By Lisa Rosetta
A former West Valley City detective likely will face probation and a $500 fine in exchange for pleading guilty Wednesday to importing small amounts of anabolic steroids from Slovenia.
A private investigator alerted authorities to Steven C. Ward's drug use after he rummaged through Ward's trash can in September 2005 and found drug paraphernalia and paperwork, according to court documents.
One receipt showed Ward, 27, was sending money to the Central European country via Western Union for the steroids, assistant U.S. attorney Robert Lund said in federal court Wednesday.
The private investigator - hired by the family of 59-year-old Bounmy Ousa, whom Ward killed last year during a surveillance - contacted the U.S. Attorney's Office, which arranged a meeting with the FBI. The DEA later took over the case and, as part of an undercover operation, was able to buy steroids from Ward's source in Slovenia.

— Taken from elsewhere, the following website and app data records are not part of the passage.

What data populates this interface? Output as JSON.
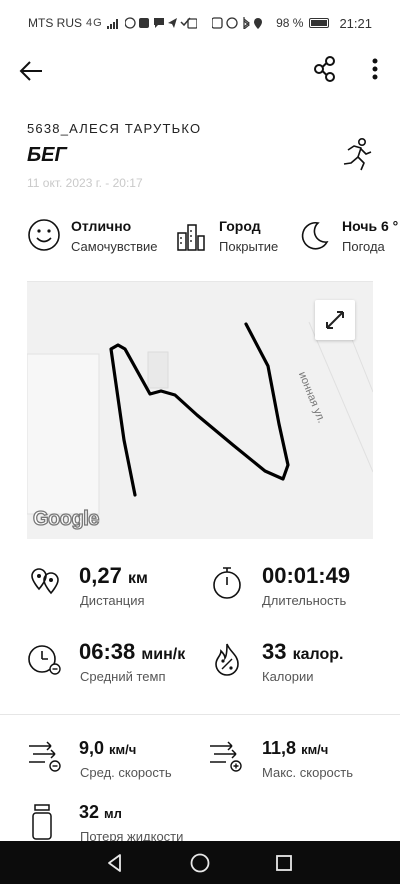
{
  "status_bar": {
    "carrier": "MTS RUS",
    "network": "4G",
    "battery": "98 %",
    "time": "21:21"
  },
  "app_bar": {
    "back_icon": "arrow-left-icon",
    "share_icon": "share-icon",
    "more_icon": "more-vertical-icon"
  },
  "activity": {
    "owner": "5638_АЛЕСЯ ТАРУТЬКО",
    "title": "БЕГ",
    "date": "11 окт. 2023 г. - 20:17",
    "type_icon": "running-person-icon"
  },
  "conditions": [
    {
      "value": "Отлично",
      "label": "Самочувствие",
      "icon": "smiley-face-icon"
    },
    {
      "value": "Город",
      "label": "Покрытие",
      "icon": "city-buildings-icon"
    },
    {
      "value": "Ночь 6 °",
      "label": "Погода",
      "icon": "moon-icon"
    }
  ],
  "map": {
    "street_label": "ионная ул.",
    "logo": "Google",
    "expand_icon": "expand-arrows-icon"
  },
  "metrics": {
    "distance": {
      "value": "0,27",
      "unit": "км",
      "label": "Дистанция",
      "icon": "distance-pins-icon"
    },
    "duration": {
      "value": "00:01:49",
      "label": "Длительность",
      "icon": "stopwatch-icon"
    },
    "pace": {
      "value": "06:38",
      "unit": "мин/к",
      "label": "Средний темп",
      "icon": "pace-clock-icon"
    },
    "calories": {
      "value": "33",
      "unit": "калор.",
      "label": "Калории",
      "icon": "flame-percent-icon"
    },
    "avg_speed": {
      "value": "9,0",
      "unit": "км/ч",
      "label": "Сред. скорость",
      "icon": "speed-minus-icon"
    },
    "max_speed": {
      "value": "11,8",
      "unit": "км/ч",
      "label": "Макс. скорость",
      "icon": "speed-plus-icon"
    },
    "fluid": {
      "value": "32",
      "unit": "мл",
      "label": "Потеря жидкости",
      "icon": "bottle-icon"
    }
  },
  "nav_bar": {
    "back_icon": "triangle-back-icon",
    "home_icon": "circle-home-icon",
    "recents_icon": "square-recents-icon"
  },
  "colors": {
    "background": "#ffffff",
    "text": "#111111",
    "secondary_text": "#555555",
    "map_background": "#f1f1f1",
    "route": "#000000",
    "nav_bar": "#0c0c0c"
  }
}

E-mails from Ward to his Slovenian source also were discovered on Ward's police department-issued computer, Lund said.
In August, Ward was charged with one felony count of importing a controlled substance - punishable by up to five years in federal prison and a $250,000 fine - to which he originally pleaded not guilty. Ward's trial was slated to begin Wednesday, but he struck a plea deal with the government earlier this month.
The investigation into Ward's steroid use began only days after Salt Lake County District Attorney David Yocom cleared the detective in the fatal shooting of Ousa.
Ward shot Ousa several times at close range on July 7, 2005, as the officer sat in an unmarked police car parked near 3300 West and Brookway Drive. Ward and his partner were conducting surveillance on a neighboring home, which was scheduled for a narcotics search warrant later in the evening.
Ousa approached the vehicle and spoke with the officers, who identified themselves as police and asked him to return to his home. Ousa stepped away from the car and removed a "shiny, black, metallic object" from his waistband, according to police. Ward said he thought it was a gun and fired four times at Ousa.
The object turned out to be a flashlight, according to the investigation. Ousa died a short time later.
Ousa's family filed a wrongful death lawsuit against Ward, claiming, among other things, that he was under the influence of steroids when he fired the shots.
Ward was on paid administrative leave until June 30, when he resigned his position at the police department.
West Valley City later settled with the Ousa family for $450,000.